Antimicrobial resistance (AMR) is an “increasingly serious threat to global public health,” according to the World Health Organization, as “superbugs” impede our ability to treat and cure common infectious diseases. AMR describes the phenomena in which bacteria, fungi and/or parasites have evolved to resist the antibiotics created to kill them.

Examples of antimicrobial-resistant organisms include carbapenem-resistant Enterobacteriaceae (CRE), and Clostridioides difficile, both of which the U.S. Centers for Disease Control and Prevention classifies as “urgent” threats. CRE causes an estimated 9,000 infections per year in the U.S., resulting in approximately 600 deaths.

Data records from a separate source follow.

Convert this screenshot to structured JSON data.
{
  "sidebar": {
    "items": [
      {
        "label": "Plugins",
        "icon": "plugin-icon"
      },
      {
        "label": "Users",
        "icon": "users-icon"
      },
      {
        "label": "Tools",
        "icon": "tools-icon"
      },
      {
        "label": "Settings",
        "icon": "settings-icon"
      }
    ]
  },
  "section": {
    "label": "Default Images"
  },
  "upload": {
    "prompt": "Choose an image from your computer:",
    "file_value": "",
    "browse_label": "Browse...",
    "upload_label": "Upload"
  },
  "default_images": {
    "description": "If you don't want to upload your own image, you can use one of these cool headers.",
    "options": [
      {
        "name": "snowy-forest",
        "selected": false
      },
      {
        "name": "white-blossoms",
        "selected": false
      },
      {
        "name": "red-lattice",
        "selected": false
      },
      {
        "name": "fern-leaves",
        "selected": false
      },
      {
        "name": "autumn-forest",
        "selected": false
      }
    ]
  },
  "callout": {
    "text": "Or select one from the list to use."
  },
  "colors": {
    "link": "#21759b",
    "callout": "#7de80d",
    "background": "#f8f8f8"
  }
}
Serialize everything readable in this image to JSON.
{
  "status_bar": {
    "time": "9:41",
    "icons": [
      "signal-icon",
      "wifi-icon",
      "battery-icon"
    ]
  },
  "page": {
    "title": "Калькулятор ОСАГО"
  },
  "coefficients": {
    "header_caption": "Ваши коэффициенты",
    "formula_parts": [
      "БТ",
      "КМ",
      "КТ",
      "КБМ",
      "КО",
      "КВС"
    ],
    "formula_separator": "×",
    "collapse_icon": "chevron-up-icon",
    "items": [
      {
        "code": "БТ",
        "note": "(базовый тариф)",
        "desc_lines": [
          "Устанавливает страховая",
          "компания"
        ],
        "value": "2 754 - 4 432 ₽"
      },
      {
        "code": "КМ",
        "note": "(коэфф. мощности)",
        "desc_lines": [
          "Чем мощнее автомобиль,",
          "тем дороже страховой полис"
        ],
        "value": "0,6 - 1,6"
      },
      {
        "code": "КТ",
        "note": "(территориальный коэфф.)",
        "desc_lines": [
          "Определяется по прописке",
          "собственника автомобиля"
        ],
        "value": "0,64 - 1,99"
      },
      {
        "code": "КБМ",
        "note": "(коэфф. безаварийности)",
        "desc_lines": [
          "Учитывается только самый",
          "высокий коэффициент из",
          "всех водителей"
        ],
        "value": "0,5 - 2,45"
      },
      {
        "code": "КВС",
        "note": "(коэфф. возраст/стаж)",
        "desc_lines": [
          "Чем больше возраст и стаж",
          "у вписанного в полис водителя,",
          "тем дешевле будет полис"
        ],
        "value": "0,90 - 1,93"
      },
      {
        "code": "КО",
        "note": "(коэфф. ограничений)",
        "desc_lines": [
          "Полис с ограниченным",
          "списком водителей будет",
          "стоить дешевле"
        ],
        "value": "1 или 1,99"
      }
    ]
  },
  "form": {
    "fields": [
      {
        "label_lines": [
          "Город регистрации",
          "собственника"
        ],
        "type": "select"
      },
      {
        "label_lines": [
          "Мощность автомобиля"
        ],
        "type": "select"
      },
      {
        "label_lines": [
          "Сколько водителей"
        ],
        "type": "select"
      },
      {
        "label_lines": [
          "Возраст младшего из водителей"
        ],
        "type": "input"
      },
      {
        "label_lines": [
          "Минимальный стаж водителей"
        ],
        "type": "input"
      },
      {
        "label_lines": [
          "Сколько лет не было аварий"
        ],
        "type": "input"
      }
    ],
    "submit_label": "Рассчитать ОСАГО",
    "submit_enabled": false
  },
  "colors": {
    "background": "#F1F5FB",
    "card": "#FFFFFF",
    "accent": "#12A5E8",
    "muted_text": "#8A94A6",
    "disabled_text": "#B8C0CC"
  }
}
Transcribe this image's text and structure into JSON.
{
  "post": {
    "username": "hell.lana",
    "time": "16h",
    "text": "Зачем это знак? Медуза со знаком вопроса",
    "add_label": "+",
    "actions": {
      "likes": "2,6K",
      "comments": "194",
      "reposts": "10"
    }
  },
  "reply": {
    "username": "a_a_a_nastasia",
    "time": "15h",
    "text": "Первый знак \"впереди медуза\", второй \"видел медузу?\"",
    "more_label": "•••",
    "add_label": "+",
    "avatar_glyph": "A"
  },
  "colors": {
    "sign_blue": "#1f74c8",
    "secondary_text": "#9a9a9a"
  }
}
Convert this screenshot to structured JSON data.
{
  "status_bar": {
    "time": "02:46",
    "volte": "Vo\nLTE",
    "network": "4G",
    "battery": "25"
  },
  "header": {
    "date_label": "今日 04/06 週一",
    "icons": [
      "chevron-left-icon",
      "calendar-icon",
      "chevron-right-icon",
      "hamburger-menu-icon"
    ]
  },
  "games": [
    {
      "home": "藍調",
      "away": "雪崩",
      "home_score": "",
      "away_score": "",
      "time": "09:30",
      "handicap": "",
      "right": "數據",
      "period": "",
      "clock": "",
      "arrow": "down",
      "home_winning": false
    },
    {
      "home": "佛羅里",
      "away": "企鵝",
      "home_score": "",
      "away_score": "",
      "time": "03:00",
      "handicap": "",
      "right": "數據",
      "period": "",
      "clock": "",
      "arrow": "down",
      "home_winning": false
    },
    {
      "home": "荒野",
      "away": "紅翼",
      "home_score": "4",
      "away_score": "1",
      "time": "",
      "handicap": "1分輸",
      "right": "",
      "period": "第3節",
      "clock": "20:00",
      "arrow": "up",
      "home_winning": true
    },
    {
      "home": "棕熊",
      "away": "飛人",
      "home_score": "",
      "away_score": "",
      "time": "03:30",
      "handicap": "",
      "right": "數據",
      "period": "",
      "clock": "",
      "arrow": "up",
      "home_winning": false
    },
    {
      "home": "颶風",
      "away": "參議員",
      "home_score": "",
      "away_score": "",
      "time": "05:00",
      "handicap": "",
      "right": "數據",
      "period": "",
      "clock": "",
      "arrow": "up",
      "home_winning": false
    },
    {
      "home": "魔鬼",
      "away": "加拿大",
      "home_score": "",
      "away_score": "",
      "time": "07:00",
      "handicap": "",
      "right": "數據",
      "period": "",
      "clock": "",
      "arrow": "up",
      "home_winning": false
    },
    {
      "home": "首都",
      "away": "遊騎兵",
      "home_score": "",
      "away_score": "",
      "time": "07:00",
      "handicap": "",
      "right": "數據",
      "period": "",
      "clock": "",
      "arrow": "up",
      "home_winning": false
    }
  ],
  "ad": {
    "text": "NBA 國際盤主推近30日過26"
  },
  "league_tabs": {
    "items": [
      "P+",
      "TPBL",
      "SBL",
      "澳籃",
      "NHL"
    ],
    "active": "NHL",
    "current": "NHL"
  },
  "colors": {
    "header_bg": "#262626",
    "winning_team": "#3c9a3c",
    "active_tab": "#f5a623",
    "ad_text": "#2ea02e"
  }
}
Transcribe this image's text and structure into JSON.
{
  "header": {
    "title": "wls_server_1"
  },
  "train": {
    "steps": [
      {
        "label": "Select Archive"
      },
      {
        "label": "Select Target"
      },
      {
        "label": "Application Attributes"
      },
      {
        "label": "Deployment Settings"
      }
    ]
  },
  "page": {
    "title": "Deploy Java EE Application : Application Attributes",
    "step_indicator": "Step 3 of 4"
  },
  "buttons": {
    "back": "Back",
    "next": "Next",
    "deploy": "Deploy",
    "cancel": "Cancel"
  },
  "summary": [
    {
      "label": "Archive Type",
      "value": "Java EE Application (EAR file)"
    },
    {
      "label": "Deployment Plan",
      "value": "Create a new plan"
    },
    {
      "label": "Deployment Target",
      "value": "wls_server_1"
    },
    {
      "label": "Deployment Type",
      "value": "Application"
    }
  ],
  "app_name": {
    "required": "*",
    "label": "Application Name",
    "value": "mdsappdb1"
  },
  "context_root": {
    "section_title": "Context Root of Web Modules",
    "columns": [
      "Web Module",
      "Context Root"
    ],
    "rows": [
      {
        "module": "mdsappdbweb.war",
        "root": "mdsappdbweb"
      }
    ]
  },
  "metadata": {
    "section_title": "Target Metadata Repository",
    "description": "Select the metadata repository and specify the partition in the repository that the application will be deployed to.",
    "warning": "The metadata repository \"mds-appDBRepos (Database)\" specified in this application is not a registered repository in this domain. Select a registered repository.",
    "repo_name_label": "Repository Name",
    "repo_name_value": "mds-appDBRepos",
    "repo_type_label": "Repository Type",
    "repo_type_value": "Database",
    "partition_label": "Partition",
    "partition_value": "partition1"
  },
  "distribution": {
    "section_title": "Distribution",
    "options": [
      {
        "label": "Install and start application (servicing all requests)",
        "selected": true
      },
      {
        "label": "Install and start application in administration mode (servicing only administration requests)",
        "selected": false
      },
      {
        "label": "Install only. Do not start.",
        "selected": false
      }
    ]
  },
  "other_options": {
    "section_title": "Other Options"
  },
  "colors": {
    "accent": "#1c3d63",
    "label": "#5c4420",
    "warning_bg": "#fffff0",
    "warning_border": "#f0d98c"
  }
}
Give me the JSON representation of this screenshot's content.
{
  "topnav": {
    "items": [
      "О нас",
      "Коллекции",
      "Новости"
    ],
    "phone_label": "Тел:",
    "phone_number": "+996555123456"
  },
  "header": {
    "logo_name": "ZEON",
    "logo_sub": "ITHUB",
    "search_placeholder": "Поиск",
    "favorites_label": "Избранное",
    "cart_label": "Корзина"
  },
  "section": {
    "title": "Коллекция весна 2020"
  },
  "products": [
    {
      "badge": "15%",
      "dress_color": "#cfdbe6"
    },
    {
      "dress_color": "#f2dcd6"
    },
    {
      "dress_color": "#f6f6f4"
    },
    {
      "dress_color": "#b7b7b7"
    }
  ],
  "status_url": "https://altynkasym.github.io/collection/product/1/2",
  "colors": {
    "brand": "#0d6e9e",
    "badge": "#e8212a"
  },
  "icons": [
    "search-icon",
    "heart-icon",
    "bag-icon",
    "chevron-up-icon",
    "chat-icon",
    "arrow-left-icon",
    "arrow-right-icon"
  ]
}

The CDC also describes CRE as a “nightmare bacteria” because it is resistant to nearly all antibiotics, including carbapenems, a class of drugs often used as a last resort. C. difficile causes life-threatening diarrhea and is responsible for more than 15,000 deaths in the U.S. every year.

The CDC keeps track of reported cases of CRE outbreaks by state. As of December 2017, all 50 states and the District of Columbia have reported cases of KPC-producing CRE – a specific type of the superbug. Other mutations of the CRE bacterium are less common throughout the country, but significant numbers of cases have been reported. Illinois, for example, reported 109 cases of NDM-producing CRE as of December 2017.

In February 2015, UCLA’s Ronald Reagan Medical Center reported an outbreak of CRE that caused two deaths and five other known infections. Contaminated duodenoscopes exposed approximately 180 patients to the bacteria, according to estimates.

As AMR spreads, mortality rates will rise as life-saving medical procedures that rely on antibiotics will be at risk for failure. If antibiotic prophylaxis for surgical procedures, such as cesarean sections and joint replacements, and chemotherapy were reduced in effectiveness by even 30 percent, the result would be an estimated additional 120,000 infections and 6,300 infection-related deaths annually in the U.S.

Traditionally, antimicrobial stewardship focuses primarily on antibiotic prescription practices – it is estimated 47 million antibiotics are unnecessarily prescribed annually from the outpatient setting. Should the battle against the rapid spread of antimicrobial resistant bacteria require an even more comprehensive approach?

In a series of posts, we’re exploring these questions behind these numbers and in the coming weeks we’ll talk to experts about:

The causes: The continued misuse and overuse of antimicrobials only accelerates the spread of antimicrobial resistance.

Stewardship: The CDC, SHEA, and APIC all provide suggested best practices for antimicrobial stewardship. Do their recommendations go far enough to address the risk from medical devices?

The role of infection prevention: Infection prevention should play a greater role in antimicrobial stewardship.

Challenges and innovations: Reprocessing a flexible endoscope is a long and arduous process, prone to errors. There are, however, some innovations that help curb contamination risk.

Leadership: Typically, physicians who prescribe antibiotics spearhead antimicrobial stewardship, but bedside nurses are just as important to the strategy, especially in the OR and ICU.

Conclusions: Effective antimicrobial stewardship should address all levels of infection prevention and control, including the proper handling of bronchoscopes.